Frankly, if the Chinese economy is going to disappoint, we aren’t sure there is a better way to play that then a company that is levered to Chinese wealth creation and trades at almost 14x 2015 sales. Valuation, of course, isn’t everything, but it is a good measure of expectations. And as they say about expectations, they are the root of all heartache.
Our immediate-term Global Macro Risk Ranges are:
UST 10yr Yield 1.62-2.09%
Oil (WTI) 46.43-53.66
Keep your head up and stick on the ice,
Daryl G. Jones
Director of Research
Please enjoy this replay of Hedgeye's Morning Macro Call with CEO Keith McCullough and Senior Macro Analyst Darius Dale.
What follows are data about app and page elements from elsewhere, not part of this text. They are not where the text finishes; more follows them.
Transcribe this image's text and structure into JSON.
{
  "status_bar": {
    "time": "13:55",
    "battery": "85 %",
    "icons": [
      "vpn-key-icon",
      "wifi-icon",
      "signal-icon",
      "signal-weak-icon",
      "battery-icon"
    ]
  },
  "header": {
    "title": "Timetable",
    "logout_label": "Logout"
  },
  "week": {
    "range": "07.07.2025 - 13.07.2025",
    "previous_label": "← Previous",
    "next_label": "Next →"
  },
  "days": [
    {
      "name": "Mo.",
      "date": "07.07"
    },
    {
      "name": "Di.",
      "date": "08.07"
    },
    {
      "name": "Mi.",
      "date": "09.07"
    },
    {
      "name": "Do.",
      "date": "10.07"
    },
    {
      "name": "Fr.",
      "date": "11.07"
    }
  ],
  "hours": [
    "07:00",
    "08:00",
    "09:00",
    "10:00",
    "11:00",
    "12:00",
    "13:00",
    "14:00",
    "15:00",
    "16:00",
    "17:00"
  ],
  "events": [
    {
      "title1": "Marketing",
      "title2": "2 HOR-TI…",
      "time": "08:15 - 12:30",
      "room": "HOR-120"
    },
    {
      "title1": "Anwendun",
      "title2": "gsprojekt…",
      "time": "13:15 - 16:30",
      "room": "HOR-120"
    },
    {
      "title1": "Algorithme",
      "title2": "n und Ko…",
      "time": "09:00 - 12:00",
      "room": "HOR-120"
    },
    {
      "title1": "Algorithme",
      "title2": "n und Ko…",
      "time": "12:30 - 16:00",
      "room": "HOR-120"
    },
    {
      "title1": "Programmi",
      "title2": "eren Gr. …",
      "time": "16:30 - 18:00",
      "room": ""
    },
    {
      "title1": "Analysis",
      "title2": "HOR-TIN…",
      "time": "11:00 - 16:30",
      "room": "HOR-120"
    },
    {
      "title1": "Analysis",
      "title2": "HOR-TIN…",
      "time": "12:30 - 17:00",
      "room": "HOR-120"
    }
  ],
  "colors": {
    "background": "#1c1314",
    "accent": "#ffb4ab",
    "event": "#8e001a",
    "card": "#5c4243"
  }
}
In this excerpt from today's edition of RTA Live, Hedgeye CEO Keith McCullough talks about how we combine research with quantitative analysis and applies this process to our current view on housing and specifically the ITB (U.S. Home Construction ETF).
In this excerpt from this Morning’s Institutional Macro Call, Housing Co-Sector Head Josh Steiner explains in granular detail the primary reasons why we are bullish on housing.
Watch today's entire 30-minute Morning Macro Call HERE
Our short thesis is predicated on our belief that management does not have a feasible growth algorithm. This is vital because, if we are right, an aggressive growth agenda will only come at the expense of shareholders. To get to the heart of the matter, we specifically asked the company about this seven months ago on the 2Q14 earnings call. Though we had our doubts, the answer, at the time, seemed legitimate:
Q – Howard W. Penney: Thank you for taking my question. As Matt was sort of pressing you on the performance of the current store base, can you go through what the economics are, given sort of the small number of stores in the comp store base and the total number of stores? Can you go through the economics of how you envision this unfolding – the Grille, excuse me -- how you envision this concept rolling out in terms of volumes, margins, and when you think you'll get to a fairly consistent performance? Thanks
A – Thomas J. Pennison: Sure, Howard. This is Tom. From the time we laid this out, we looked at the prototypical Grille was between $4.5 million and $6 million and we really saw a target in that $5.25 million is what our prototype was. So we target internally to be within that $5 million to $6 million AUV.
Within that AUV, we're looking to have a restaurant level EBITDA between 20% and 25%. Now, while we do have more favorable food costs, our cost of sales that our Grille gives us that was spoken to, we give a little bit of that back on our restaurant operating expenses because the lunch day-part has the labor to be a little bit higher as well as some of the premier spots we're utilizing, occupancy can be a little bit higher on that lower base, but that 20% to 25% is – we have been achieving that with the class of 2011 and 2012.
Unfortunately, we had such a large component of the Grille today is relatively new restaurants in a non-comparable group that's not fully visible yet, but we are between that 20% and 25% target for both 2011 and 2012 as well as already approaching that on a run rate with some of the 2013 openings.
At the ICR conference this past January, management unveiled Grille margins – and they weren’t close to what they’d depicted on the 2Q14 earnings call.
Oftentimes management will say what they need to until they no longer can. If anything, this is further proof of that. But our point is – and this should be the biggest takeaway – that Del Frisco’s growth algorithm is broken and the Grille is not ready to grow at such a rapid pace. We’re trying to call out what no one else will. The facts are in the chart above. You can be the judge.